**Problem details:** Return every entry below exactly as written.

--- Records for processing ---

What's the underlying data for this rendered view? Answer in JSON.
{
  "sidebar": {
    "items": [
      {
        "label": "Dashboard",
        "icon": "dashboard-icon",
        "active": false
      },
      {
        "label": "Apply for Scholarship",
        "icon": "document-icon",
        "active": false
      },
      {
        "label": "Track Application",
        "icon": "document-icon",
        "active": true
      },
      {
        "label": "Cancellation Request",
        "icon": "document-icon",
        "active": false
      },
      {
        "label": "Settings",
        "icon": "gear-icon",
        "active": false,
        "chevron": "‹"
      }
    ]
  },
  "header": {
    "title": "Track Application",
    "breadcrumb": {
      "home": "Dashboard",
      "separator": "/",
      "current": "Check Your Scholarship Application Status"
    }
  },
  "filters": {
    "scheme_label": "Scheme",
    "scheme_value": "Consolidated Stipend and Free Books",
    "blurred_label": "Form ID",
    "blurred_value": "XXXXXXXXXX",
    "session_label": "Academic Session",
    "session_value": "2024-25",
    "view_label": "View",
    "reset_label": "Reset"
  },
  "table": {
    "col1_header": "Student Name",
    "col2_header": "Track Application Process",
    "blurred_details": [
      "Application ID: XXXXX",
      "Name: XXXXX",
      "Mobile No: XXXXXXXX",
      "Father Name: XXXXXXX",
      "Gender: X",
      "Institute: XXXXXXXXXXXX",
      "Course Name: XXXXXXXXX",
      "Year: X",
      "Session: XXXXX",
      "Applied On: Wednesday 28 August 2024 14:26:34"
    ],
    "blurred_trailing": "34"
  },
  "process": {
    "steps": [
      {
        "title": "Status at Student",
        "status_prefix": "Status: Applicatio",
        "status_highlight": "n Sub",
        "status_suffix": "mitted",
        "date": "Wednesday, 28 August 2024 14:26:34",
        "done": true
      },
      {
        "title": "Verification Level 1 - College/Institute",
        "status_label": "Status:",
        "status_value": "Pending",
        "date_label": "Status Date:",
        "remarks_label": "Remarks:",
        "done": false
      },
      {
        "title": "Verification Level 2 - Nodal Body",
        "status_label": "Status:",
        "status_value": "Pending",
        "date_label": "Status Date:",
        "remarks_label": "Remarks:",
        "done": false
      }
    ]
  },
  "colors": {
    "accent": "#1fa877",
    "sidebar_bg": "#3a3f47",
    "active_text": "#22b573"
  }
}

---

**Written solution:**
What's the underlying data for this rendered view? Answer in JSON.
{
  "sidebar": {
    "items": [
      {
        "label": "Dashboard",
        "icon": "dashboard-icon",
        "active": false
      },
      {
        "label": "Apply for Scholarship",
        "icon": "document-icon",
        "active": false
      },
      {
        "label": "Track Application",
        "icon": "document-icon",
        "active": true
      },
      {
        "label": "Cancellation Request",
        "icon": "document-icon",
        "active": false
      },
      {
        "label": "Settings",
        "icon": "gear-icon",
        "active": false,
        "chevron": "‹"
      }
    ]
  },
  "header": {
    "title": "Track Application",
    "breadcrumb": {
      "home": "Dashboard",
      "separator": "/",
      "current": "Check Your Scholarship Application Status"
    }
  },
  "filters": {
    "scheme_label": "Scheme",
    "scheme_value": "Consolidated Stipend and Free Books",
    "blurred_label": "Form ID",
    "blurred_value": "XXXXXXXXXX",
    "session_label": "Academic Session",
    "session_value": "2024-25",
    "view_label": "View",
    "reset_label": "Reset"
  },
  "table": {
    "col1_header": "Student Name",
    "col2_header": "Track Application Process",
    "blurred_details": [
      "Application ID: XXXXX",
      "Name: XXXXX",
      "Mobile No: XXXXXXXX",
      "Father Name: XXXXXXX",
      "Gender: X",
      "Institute: XXXXXXXXXXXX",
      "Course Name: XXXXXXXXX",
      "Year: X",
      "Session: XXXXX",
      "Applied On: Wednesday 28 August 2024 14:26:34"
    ],
    "blurred_trailing": "34"
  },
  "process": {
    "steps": [
      {
        "title": "Status at Student",
        "status_prefix": "Status: Applicatio",
        "status_highlight": "n Sub",
        "status_suffix": "mitted",
        "date": "Wednesday, 28 August 2024 14:26:34",
        "done": true
      },
      {
        "title": "Verification Level 1 - College/Institute",
        "status_label": "Status:",
        "status_value": "Pending",
        "date_label": "Status Date:",
        "remarks_label": "Remarks:",
        "done": false
      },
      {
        "title": "Verification Level 2 - Nodal Body",
        "status_label": "Status:",
        "status_value": "Pending",
        "date_label": "Status Date:",
        "remarks_label": "Remarks:",
        "done": false
      }
    ]
  },
  "colors": {
    "accent": "#1fa877",
    "sidebar_bg": "#3a3f47",
    "active_text": "#22b573"
  }
}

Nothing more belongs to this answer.